What do I think? Hard to say. For most of my time as a magician, I would have said that spirits were egregores. These days, I'm coming around to a more complicated position. You see, I do sort of think that spirits have their genesis in belief/thought/Mind, but I'm starting to think that trees and monkeys and coca cola do too. The thing of it is, those things are all figments of imagination too. God breathes creation into being moment by moment, that's why he's called Ehyeh Asher Ehyeh. That's a thing that humans can do to. Only we (and God) can create ex nihlo, bring forth something where once there was nothing, think things into being (make stuff up). Here's what I can say from experience; intent is very important, but it's not everything. If someone calls Lilith to help them get pregnant, it will not work. If someone calls Lilith to empower herself as a feminist, it may or may not work. If you call Lilith to curse an enemy to miscarry (you monster! seriously! don't do this), it may or may not work. But, if you call Lilith in front of an abortion clinic to curse pro-life picketers, it takes about 15 minutes for them to get arrested (for assaulting you; be ready to get hit). (I picked Lilith as an example because beliefs about her have moved so rapidly and vary so widely between communities that she makes a good example of problems in the "egregore" model.)
Now, on to your actual question, about names. I'm a big believer in the magical efficacy and power of names. Partly because I'm Jewish, and we're big on that. Mostly, though, it's because the book that most shaped my ideas of magic when I was first learning was fiction in which that was a main theme. (Don't you judge me! I was 13.) It's also just an aesthetic preference of mine; I like names and words and symbols and that sort of thing. I'm not much a of a drawer, and I'm the worst musician ever, but I'm actually an ok writer, so it's to my benefit to believe very powerfully in the power of names.

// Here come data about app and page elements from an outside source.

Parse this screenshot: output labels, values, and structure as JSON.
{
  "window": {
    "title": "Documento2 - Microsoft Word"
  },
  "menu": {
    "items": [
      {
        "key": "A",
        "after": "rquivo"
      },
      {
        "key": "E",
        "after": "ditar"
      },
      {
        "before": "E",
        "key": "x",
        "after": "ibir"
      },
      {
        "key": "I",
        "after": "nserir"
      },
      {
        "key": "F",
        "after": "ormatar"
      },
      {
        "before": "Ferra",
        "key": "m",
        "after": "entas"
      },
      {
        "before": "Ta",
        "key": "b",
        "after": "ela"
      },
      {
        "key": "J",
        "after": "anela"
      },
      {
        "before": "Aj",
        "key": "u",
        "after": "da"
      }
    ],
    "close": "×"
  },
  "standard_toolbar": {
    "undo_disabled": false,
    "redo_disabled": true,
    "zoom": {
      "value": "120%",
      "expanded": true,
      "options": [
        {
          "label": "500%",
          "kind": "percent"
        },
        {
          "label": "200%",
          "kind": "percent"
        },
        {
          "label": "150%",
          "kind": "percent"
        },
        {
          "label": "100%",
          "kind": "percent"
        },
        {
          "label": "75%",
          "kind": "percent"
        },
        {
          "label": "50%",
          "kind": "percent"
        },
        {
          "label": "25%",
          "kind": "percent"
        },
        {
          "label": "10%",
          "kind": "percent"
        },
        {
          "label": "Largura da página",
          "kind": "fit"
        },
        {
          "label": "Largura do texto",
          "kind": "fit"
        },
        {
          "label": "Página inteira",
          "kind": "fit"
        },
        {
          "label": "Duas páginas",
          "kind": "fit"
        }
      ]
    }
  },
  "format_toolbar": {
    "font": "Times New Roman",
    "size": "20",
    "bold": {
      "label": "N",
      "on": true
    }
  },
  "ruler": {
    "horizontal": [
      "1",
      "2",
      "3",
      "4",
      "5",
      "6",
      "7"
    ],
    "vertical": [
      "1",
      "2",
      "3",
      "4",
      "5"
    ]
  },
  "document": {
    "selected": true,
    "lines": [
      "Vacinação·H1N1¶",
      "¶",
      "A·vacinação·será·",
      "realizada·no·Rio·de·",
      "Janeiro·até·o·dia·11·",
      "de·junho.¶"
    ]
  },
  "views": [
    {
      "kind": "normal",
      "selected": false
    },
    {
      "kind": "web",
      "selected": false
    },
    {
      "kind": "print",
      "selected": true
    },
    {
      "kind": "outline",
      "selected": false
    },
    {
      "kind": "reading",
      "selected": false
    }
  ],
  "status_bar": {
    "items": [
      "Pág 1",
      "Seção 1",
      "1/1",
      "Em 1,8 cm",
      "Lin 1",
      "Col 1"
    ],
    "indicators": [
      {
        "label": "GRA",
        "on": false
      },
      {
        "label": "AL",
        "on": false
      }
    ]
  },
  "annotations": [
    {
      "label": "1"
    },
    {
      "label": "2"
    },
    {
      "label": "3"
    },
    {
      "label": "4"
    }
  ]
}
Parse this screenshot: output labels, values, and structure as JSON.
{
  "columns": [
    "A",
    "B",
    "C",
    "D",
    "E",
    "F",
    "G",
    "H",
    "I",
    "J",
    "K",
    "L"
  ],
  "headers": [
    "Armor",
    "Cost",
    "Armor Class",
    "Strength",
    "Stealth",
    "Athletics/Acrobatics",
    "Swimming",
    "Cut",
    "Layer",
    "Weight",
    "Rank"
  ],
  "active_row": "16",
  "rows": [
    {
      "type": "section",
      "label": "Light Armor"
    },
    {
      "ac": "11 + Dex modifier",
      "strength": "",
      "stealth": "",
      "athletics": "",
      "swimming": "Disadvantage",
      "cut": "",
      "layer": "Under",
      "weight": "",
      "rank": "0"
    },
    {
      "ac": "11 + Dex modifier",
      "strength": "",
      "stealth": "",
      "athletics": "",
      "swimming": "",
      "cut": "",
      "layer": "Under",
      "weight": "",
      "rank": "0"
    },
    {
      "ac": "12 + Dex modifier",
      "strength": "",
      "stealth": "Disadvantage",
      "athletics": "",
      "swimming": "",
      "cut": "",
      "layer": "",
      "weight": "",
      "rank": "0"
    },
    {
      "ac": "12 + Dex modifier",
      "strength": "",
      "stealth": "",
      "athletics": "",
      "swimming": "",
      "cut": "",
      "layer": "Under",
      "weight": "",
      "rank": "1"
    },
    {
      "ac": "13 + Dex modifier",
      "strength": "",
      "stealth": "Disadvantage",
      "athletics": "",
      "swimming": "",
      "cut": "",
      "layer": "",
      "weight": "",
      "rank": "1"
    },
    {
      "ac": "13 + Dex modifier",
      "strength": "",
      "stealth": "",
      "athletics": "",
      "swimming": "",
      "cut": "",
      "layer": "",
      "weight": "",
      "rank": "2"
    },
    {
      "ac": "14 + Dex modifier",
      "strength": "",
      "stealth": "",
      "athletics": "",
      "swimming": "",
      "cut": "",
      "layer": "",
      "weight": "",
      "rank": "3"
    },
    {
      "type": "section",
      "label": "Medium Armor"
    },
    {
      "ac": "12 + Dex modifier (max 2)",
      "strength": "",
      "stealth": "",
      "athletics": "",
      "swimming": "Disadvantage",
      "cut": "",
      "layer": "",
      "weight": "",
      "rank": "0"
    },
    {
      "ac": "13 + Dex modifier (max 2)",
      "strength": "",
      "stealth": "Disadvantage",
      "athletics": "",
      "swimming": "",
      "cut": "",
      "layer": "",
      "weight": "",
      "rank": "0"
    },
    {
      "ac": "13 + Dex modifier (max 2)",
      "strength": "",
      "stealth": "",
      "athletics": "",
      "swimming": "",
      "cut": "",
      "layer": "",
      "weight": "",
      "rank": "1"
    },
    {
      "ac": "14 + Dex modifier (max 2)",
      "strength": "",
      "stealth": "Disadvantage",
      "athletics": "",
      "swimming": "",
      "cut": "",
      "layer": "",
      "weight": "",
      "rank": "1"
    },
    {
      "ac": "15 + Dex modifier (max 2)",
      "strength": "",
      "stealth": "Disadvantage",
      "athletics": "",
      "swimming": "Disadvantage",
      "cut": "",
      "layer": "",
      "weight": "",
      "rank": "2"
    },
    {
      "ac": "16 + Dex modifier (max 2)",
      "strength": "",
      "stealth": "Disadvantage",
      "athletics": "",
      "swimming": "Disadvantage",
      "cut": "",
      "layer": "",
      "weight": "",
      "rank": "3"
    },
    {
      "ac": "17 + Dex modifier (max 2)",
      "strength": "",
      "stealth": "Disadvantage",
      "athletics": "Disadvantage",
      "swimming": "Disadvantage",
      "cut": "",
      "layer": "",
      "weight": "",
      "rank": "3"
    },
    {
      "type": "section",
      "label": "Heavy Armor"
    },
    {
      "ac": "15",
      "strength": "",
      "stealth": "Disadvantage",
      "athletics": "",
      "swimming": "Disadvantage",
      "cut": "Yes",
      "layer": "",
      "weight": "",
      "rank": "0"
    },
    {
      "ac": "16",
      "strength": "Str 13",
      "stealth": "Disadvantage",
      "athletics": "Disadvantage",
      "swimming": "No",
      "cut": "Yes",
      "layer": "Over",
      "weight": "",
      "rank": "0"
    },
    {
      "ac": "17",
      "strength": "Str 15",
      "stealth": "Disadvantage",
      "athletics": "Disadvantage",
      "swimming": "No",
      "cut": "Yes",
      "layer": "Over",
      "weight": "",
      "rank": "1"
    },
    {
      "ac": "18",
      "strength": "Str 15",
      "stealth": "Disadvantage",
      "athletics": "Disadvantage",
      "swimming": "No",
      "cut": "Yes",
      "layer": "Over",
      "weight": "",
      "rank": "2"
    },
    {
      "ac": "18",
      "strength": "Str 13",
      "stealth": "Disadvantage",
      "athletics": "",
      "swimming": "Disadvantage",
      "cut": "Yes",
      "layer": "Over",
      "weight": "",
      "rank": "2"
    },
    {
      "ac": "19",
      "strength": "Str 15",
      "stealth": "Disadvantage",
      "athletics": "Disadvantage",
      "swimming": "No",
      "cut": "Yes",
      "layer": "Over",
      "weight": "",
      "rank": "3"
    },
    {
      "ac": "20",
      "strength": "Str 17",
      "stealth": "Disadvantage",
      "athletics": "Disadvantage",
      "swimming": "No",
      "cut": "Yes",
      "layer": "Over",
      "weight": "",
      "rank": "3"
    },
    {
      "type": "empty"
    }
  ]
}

Here's my take on it. Different gods are different, but they're not as discreet as people are. (Actually, people aren't really as discreet as they seem to be either, but that's a different lesson.) Treating Hermes and Thoth and Mercury as interchangeable isn't so far from the truth. They're all closely related, and they've been syncretized for millennia. When you start to throw Ganesh and Anansi and Legba into the mix, then you're not really dealing with a god at all anymore, you're really just dealing with an idea, and a vague and confusing one at best. (And these guys are far more similar than many other gods who get lumped together. Pretty much the only thing Aphrodite, Ishtar, and Freya have in common is their lack of a penis, but lots of people try to equate them.)
Some people will try to sell you a line like "All gods are one god, all goddesses are one goddess." I think that's total bullshit for a couple of reasons. It's certainly true that, at the end (beginning) of things, there's only one God, but all gods are God only in the same sense that all demons are God, and all people are God, and all trees are God, and all electrons are God. Honestly, though, that truth isn't terribly useful (or maybe I'm just not enlightened enough to use it?).